Yukari Kane’s new book about Apple post-Steve Jobs, Haunted Empire, is still a few weeks away, but it’s already beginning to pick up press coverage.
A recent video interview with Kane for the Wall Street Journal sheds a bit of light on her research methods as she describes her efforts to find out more about Tim Cook.
Referring to Apple’s CEO as “still an enigma to me,” Kane describes visiting Cook’s hometown and speaking with friends and former teachers to try and find out more about Apple’s soft-spoken CEO.
Interestingly she notes that, despite often being described as born in Robertsdale, Alabama (as can be seen on Cook’s Wikipedia page), her research suggests that Cook’s family actually moved down from Pensacola, Florida when Cook was young — throwing his place of birth into question.
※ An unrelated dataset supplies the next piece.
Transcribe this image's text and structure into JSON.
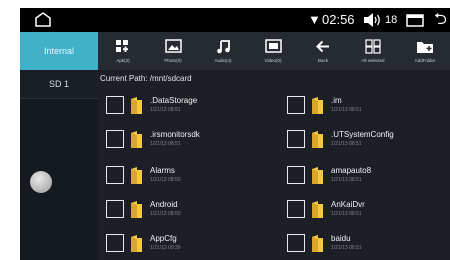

When it comes to discovering what motivates Cook, however, Kane acknowledges that, “If you [ask me] what makes him tick, I still don’t know.”
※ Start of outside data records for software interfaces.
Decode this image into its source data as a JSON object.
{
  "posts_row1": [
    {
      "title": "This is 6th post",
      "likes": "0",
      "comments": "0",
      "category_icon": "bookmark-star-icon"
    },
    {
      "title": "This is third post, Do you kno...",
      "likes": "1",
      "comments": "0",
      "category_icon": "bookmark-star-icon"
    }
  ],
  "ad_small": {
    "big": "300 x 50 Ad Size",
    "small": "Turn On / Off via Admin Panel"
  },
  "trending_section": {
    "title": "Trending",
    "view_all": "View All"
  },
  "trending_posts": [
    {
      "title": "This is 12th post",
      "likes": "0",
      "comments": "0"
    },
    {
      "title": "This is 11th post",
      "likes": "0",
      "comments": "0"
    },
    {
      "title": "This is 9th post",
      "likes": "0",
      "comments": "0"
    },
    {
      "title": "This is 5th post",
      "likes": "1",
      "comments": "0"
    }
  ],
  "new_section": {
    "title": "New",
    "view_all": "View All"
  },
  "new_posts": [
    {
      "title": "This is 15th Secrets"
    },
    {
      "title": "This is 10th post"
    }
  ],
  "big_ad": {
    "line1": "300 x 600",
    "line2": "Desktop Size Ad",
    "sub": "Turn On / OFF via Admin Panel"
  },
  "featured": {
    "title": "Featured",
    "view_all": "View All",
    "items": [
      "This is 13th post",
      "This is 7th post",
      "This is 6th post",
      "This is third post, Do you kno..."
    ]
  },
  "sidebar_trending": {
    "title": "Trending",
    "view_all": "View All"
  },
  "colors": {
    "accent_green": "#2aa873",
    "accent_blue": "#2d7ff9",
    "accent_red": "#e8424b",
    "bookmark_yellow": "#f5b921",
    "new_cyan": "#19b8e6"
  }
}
The interview also sees her discuss the challenges of being an Apple supplier: stating that, where previously Apple’s business growth made up for its tough demands, as sales have flattened, suppliers are less willing to “break their backs working for diminished reward.”
At the end of the interview, Kane is asked whether Apple has lost its touch, to which she responds:
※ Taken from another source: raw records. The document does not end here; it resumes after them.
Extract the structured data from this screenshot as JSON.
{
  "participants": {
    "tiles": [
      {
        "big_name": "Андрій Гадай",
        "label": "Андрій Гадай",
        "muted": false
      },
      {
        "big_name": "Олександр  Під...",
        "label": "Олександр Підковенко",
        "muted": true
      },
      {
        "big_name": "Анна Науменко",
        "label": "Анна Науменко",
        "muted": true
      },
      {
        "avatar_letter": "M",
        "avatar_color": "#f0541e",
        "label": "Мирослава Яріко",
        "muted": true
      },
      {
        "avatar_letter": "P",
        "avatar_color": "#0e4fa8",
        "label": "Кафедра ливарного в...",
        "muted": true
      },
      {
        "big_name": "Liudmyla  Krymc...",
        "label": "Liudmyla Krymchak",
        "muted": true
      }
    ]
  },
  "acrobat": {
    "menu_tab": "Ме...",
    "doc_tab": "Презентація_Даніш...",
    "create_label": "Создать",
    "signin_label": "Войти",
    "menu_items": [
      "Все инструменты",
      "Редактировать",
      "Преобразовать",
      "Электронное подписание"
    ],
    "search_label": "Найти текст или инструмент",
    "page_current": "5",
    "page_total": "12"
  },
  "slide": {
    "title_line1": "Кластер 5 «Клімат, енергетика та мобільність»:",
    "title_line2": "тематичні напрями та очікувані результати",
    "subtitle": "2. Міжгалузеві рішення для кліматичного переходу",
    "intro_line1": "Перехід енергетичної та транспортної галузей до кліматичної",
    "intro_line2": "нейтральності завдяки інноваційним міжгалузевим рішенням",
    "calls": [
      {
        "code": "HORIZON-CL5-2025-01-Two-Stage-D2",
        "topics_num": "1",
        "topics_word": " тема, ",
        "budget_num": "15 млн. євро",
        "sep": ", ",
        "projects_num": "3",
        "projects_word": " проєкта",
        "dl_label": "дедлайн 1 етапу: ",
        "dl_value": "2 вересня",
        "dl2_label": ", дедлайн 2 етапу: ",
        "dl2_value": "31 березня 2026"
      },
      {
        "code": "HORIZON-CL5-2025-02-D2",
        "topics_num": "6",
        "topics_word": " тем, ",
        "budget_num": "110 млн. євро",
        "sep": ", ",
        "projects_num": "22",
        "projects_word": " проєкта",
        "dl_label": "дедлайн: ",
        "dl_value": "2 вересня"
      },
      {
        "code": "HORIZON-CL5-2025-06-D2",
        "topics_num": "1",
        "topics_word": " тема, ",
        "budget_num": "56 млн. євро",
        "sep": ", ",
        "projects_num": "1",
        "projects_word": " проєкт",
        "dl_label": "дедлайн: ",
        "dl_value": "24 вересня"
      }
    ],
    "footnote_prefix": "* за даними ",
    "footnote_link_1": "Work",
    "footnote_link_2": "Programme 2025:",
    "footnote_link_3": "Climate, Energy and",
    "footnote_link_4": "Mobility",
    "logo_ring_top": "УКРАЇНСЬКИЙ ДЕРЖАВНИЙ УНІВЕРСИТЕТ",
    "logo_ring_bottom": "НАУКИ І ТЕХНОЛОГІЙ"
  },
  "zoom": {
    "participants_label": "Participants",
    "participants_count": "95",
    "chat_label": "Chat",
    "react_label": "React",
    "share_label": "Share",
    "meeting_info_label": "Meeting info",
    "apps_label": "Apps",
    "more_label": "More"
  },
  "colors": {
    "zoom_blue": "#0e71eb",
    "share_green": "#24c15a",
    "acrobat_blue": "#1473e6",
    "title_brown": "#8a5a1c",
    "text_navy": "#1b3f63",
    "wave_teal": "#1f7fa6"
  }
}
“You know, I think the answer is obvious to me. You know, the answer has got to be yes. This is a company who revolved around Steve Jobs for so long, that was something that Jobs himself went out of his way to make sure of. And the people [at Apple] are conditioned to operate, to play off of his strengths and weaknesses, and so now you’ve got a completely opposite guy in Tim Cook, who is, I think, brilliant in many ways, but in different ways. And so they’re going through some growing pains from that.
But also what I’m really pointing out is just that Apple is just as mortal as every other company. Any company or business will go through a transition whenever their visionary founder dies. And there are a lot of challenges that you commonly face: motivation, innovation, especially if you’re as successful as Apple. How do you keep people motivated when everyone’s achieved success, or when you’ve changed the world several times over? What’s the next reward that will keep people wanting to work for them? So, anything could still happen.”
While it will be interesting to see what details Kane has been able to unearth about Apple and Tim Cook, the interview does nothing to counter early criticisms that the book may be founded on a false premise: the all-too-familiar Apple failure narrative. Kane’s comments about Apple’s challenges as a company are not wrong in pointing out that a) Tim Cook is different to Steve Jobs and that b) companies built around iconic founders tend to go through a period of restructuring after their departure — but this is not the same as claiming that Apple has lost its touch.